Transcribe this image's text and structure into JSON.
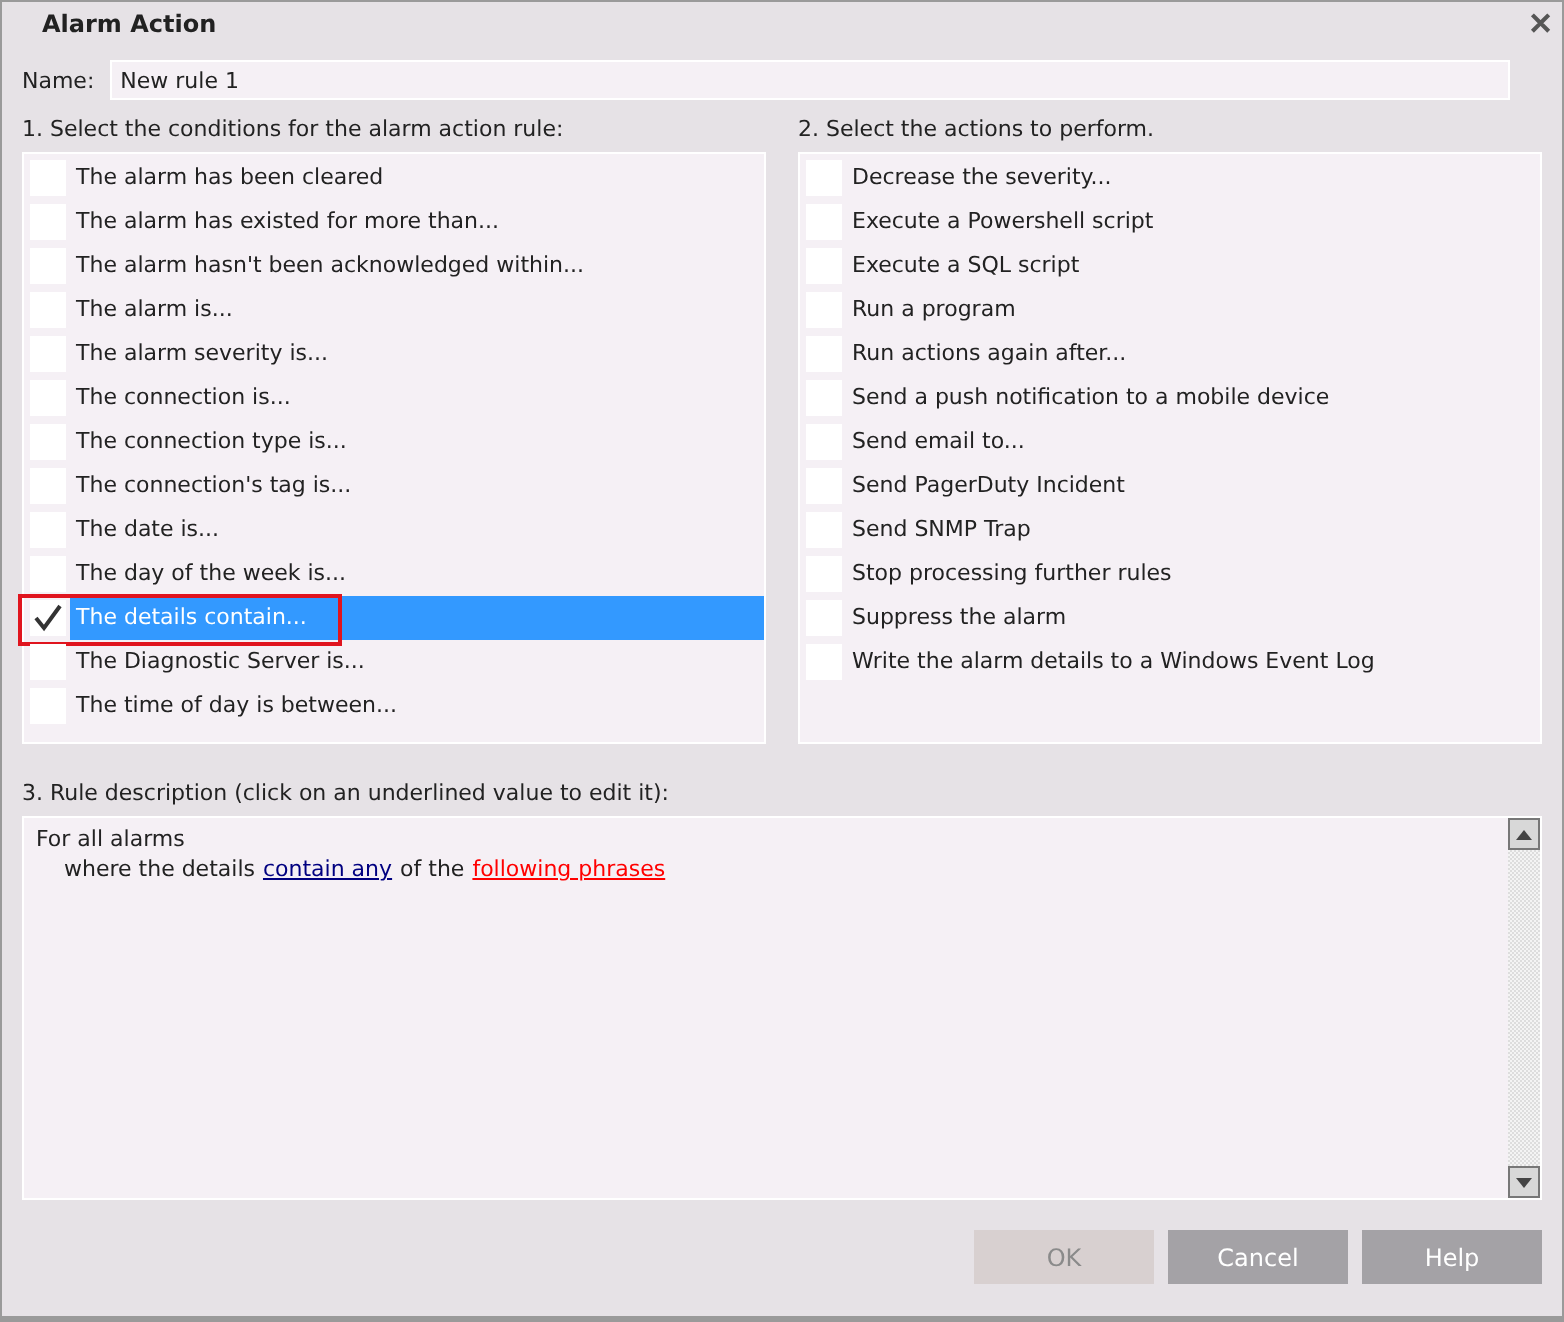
{
  "window": {
    "title": "Alarm Action",
    "close": "✕"
  },
  "name_field": {
    "label": "Name:",
    "value": "New rule 1"
  },
  "conditions": {
    "label": "1. Select the conditions for the alarm action rule:",
    "items": [
      {
        "label": "The alarm has been cleared",
        "checked": false,
        "selected": false,
        "highlighted": false
      },
      {
        "label": "The alarm has existed for more than...",
        "checked": false,
        "selected": false,
        "highlighted": false
      },
      {
        "label": "The alarm hasn't been acknowledged within...",
        "checked": false,
        "selected": false,
        "highlighted": false
      },
      {
        "label": "The alarm is...",
        "checked": false,
        "selected": false,
        "highlighted": false
      },
      {
        "label": "The alarm severity is...",
        "checked": false,
        "selected": false,
        "highlighted": false
      },
      {
        "label": "The connection is...",
        "checked": false,
        "selected": false,
        "highlighted": false
      },
      {
        "label": "The connection type is...",
        "checked": false,
        "selected": false,
        "highlighted": false
      },
      {
        "label": "The connection's tag is...",
        "checked": false,
        "selected": false,
        "highlighted": false
      },
      {
        "label": "The date is...",
        "checked": false,
        "selected": false,
        "highlighted": false
      },
      {
        "label": "The day of the week is...",
        "checked": false,
        "selected": false,
        "highlighted": false
      },
      {
        "label": "The details contain...",
        "checked": true,
        "selected": true,
        "highlighted": true
      },
      {
        "label": "The Diagnostic Server is...",
        "checked": false,
        "selected": false,
        "highlighted": false
      },
      {
        "label": "The time of day is between...",
        "checked": false,
        "selected": false,
        "highlighted": false
      }
    ]
  },
  "actions": {
    "label": "2. Select the actions to perform.",
    "items": [
      {
        "label": "Decrease the severity...",
        "checked": false,
        "selected": false
      },
      {
        "label": "Execute a Powershell script",
        "checked": false,
        "selected": false
      },
      {
        "label": "Execute a SQL script",
        "checked": false,
        "selected": false
      },
      {
        "label": "Run a program",
        "checked": false,
        "selected": false
      },
      {
        "label": "Run actions again after...",
        "checked": false,
        "selected": false
      },
      {
        "label": "Send a push notification to a mobile device",
        "checked": false,
        "selected": false
      },
      {
        "label": "Send email to...",
        "checked": false,
        "selected": false
      },
      {
        "label": "Send PagerDuty Incident",
        "checked": false,
        "selected": false
      },
      {
        "label": "Send SNMP Trap",
        "checked": false,
        "selected": false
      },
      {
        "label": "Stop processing further rules",
        "checked": false,
        "selected": false
      },
      {
        "label": "Suppress the alarm",
        "checked": false,
        "selected": false
      },
      {
        "label": "Write the alarm details to a Windows Event Log",
        "checked": false,
        "selected": false
      }
    ]
  },
  "description": {
    "label": "3. Rule description (click on an underlined value to edit it):",
    "lines": [
      {
        "indented": false,
        "parts": [
          {
            "kind": "text",
            "text": "For all alarms"
          }
        ]
      },
      {
        "indented": true,
        "parts": [
          {
            "kind": "text",
            "text": "where the details"
          },
          {
            "kind": "link",
            "text": "contain any",
            "color": "#000080"
          },
          {
            "kind": "text",
            "text": "of the"
          },
          {
            "kind": "link",
            "text": "following phrases",
            "color": "#ff0000"
          }
        ]
      }
    ]
  },
  "buttons": [
    {
      "label": "OK",
      "disabled": true
    },
    {
      "label": "Cancel",
      "disabled": false
    },
    {
      "label": "Help",
      "disabled": false
    }
  ]
}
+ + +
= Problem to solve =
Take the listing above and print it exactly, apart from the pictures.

= Result for this exercise =
Transcribe this image's text and structure into JSON.
{
  "window": {
    "title": "Alarm Action",
    "close": "✕"
  },
  "name_field": {
    "label": "Name:",
    "value": "New rule 1"
  },
  "conditions": {
    "label": "1. Select the conditions for the alarm action rule:",
    "items": [
      {
        "label": "The alarm has been cleared",
        "checked": false,
        "selected": false,
        "highlighted": false
      },
      {
        "label": "The alarm has existed for more than...",
        "checked": false,
        "selected": false,
        "highlighted": false
      },
      {
        "label": "The alarm hasn't been acknowledged within...",
        "checked": false,
        "selected": false,
        "highlighted": false
      },
      {
        "label": "The alarm is...",
        "checked": false,
        "selected": false,
        "highlighted": false
      },
      {
        "label": "The alarm severity is...",
        "checked": false,
        "selected": false,
        "highlighted": false
      },
      {
        "label": "The connection is...",
        "checked": false,
        "selected": false,
        "highlighted": false
      },
      {
        "label": "The connection type is...",
        "checked": false,
        "selected": false,
        "highlighted": false
      },
      {
        "label": "The connection's tag is...",
        "checked": false,
        "selected": false,
        "highlighted": false
      },
      {
        "label": "The date is...",
        "checked": false,
        "selected": false,
        "highlighted": false
      },
      {
        "label": "The day of the week is...",
        "checked": false,
        "selected": false,
        "highlighted": false
      },
      {
        "label": "The details contain...",
        "checked": true,
        "selected": true,
        "highlighted": true
      },
      {
        "label": "The Diagnostic Server is...",
        "checked": false,
        "selected": false,
        "highlighted": false
      },
      {
        "label": "The time of day is between...",
        "checked": false,
        "selected": false,
        "highlighted": false
      }
    ]
  },
  "actions": {
    "label": "2. Select the actions to perform.",
    "items": [
      {
        "label": "Decrease the severity...",
        "checked": false,
        "selected": false
      },
      {
        "label": "Execute a Powershell script",
        "checked": false,
        "selected": false
      },
      {
        "label": "Execute a SQL script",
        "checked": false,
        "selected": false
      },
      {
        "label": "Run a program",
        "checked": false,
        "selected": false
      },
      {
        "label": "Run actions again after...",
        "checked": false,
        "selected": false
      },
      {
        "label": "Send a push notification to a mobile device",
        "checked": false,
        "selected": false
      },
      {
        "label": "Send email to...",
        "checked": false,
        "selected": false
      },
      {
        "label": "Send PagerDuty Incident",
        "checked": false,
        "selected": false
      },
      {
        "label": "Send SNMP Trap",
        "checked": false,
        "selected": false
      },
      {
        "label": "Stop processing further rules",
        "checked": false,
        "selected": false
      },
      {
        "label": "Suppress the alarm",
        "checked": false,
        "selected": false
      },
      {
        "label": "Write the alarm details to a Windows Event Log",
        "checked": false,
        "selected": false
      }
    ]
  },
  "description": {
    "label": "3. Rule description (click on an underlined value to edit it):",
    "lines": [
      {
        "indented": false,
        "parts": [
          {
            "kind": "text",
            "text": "For all alarms"
          }
        ]
      },
      {
        "indented": true,
        "parts": [
          {
            "kind": "text",
            "text": "where the details"
          },
          {
            "kind": "link",
            "text": "contain any",
            "color": "#000080"
          },
          {
            "kind": "text",
            "text": "of the"
          },
          {
            "kind": "link",
            "text": "following phrases",
            "color": "#ff0000"
          }
        ]
      }
    ]
  },
  "buttons": [
    {
      "label": "OK",
      "disabled": true
    },
    {
      "label": "Cancel",
      "disabled": false
    },
    {
      "label": "Help",
      "disabled": false
    }
  ]
}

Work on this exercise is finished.